Besides, I’d say for many to most of us, we already know from life and experience that just because something isn’t physically touchable doesn’t mean it isn’t real. (When’s the last time you physically held the love you have for your family and friends? Is love not real merely because you can’t pick it up and handle it like an object? Not an exact comparison, I know, but you get it.)

The way I think about ebooks has changed over the years. No, I can’t smell ’em or let their pages flip through my fingers, but once I’m focused on the main part, the words, then I can let the story be the story. Even without a physically present storyteller or a scroll of parchment to unroll.

Now, don’t get me wrong. I myself have an overall preference, and I prefer reading print books, for tactile and sentimental reasons. More power to me, and long live reading!

Still, I don’t think hardbacks and paperbacks are the only real books around. I’ve encountered some amazing books in digital form. And, yeah, they’re the real thing.

Past Annual Book Award winners on my blog.

A Few
Amazing
Ebooks
I’ve Read

 

Dreaming Up Books

Authors get ideas for their books in all kinds of ways. I myself get story ideas from a lovely combo of imagination, life experiences, personal convictions and passion, and, yep–sometimes my story ideas come from dreams.

I don’t just mean dreams as in wishes or aspirations, but the actual dreams I have when I go to sleep. Sometimes they’re nighttime mini-sagas that I find so entertaining or moving, I have to write ’em out!

Come to Yourself, Mr. Jones is heavily based on one such saga where the leading man was originally a music artist, movie star, and professional athlete all rolled into one. It made natural sense in the dream, but I had to iron it out in my mind once I decided to develop the dream into something readable for the public.
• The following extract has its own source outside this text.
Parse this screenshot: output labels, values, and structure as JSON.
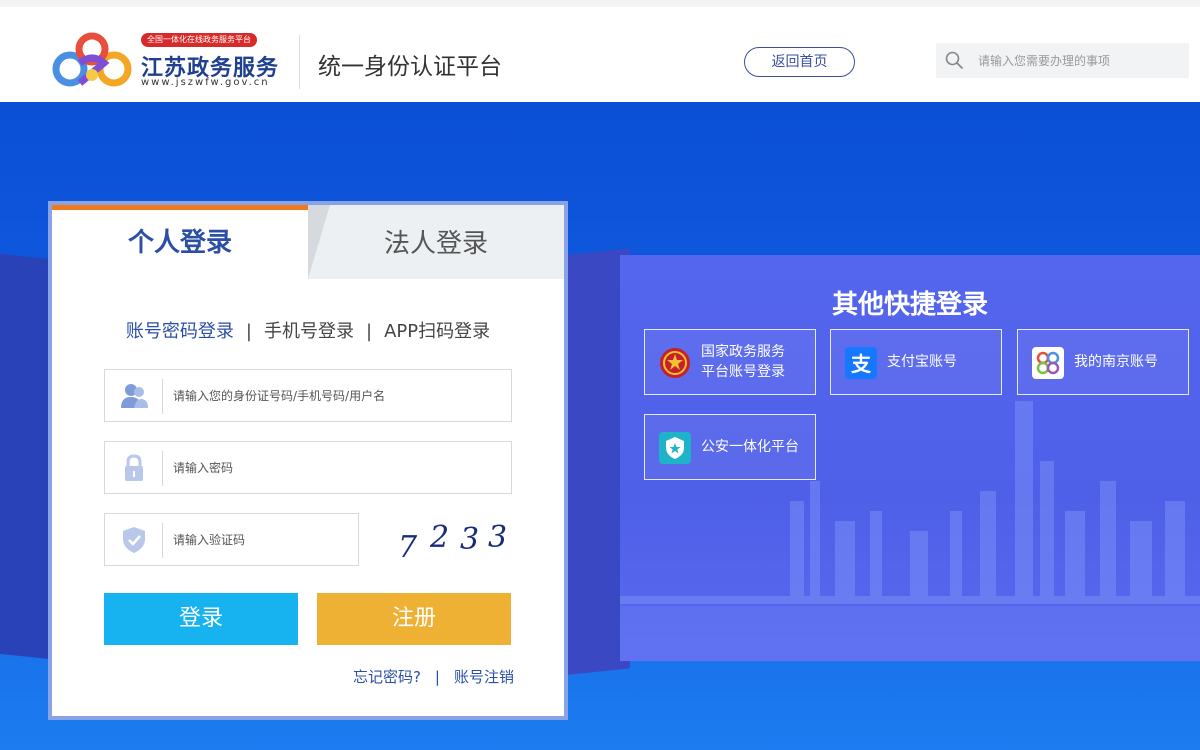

So, then. What’s the hero’s career in the story I wrote? I know what it is, and readers may or may not piece it together. But I purposely left it a little ambiguous because the hero’s career is rather beside the point. It’s his status, not his specific job, that matters to the plot. Besides, sometimes it’s fun to leave things up to a little interpretation.

Eminence is based on one of my dreams set in historical Japan, somewhere between the seventeenth and early nineteenth centuries. There are things I’ve found fascinating about samurai culture over the years, but when I decided to develop my samurai era mini-saga for readers, I didn’t want to tie down or confine its themes about personal identity and the value of humanity to a particular culture.

So, I worked the dreams’ themes and its major scenes into an unidentified (made-up) country with fictional customs during an unspecified historical era, with characters of no specified race(s). I even took the characters’ names from a hodgepodge of origins and incorporated a few different languages into the dialogue and narration, to keep the basis diverse. (Albeit I bent some language rules here and there, since the characters’ language is also unspecified.) It’s humanity, period, not certain races or nationalities, that Eminence means to represent.

And then there’s Love Unfeigned. I gathered key scenes from about twelve dreams and wove them together for this one, with pieces of my own life sprinkled in. Yeah, I know such a mishmash could have the potential to turn into a disjointed mess, but even I marveled at the way the scenes began flowing together, once I realized who the heroine, hero, and villain would be.

It’s like characters lead the way in these matters at times. “You–with the pen. Here’s what we’re gonna do, here. Write it down for us.”

I’ve got several more mini-sagas and saga scenes stashed away that I’ve not developed into publishable material. I keep ’em around just in case a writing project arises to which I can say, “Hey! I’ve got just the dream for that!”

Think about it. Has anything awesome ever come out of one of your dreams?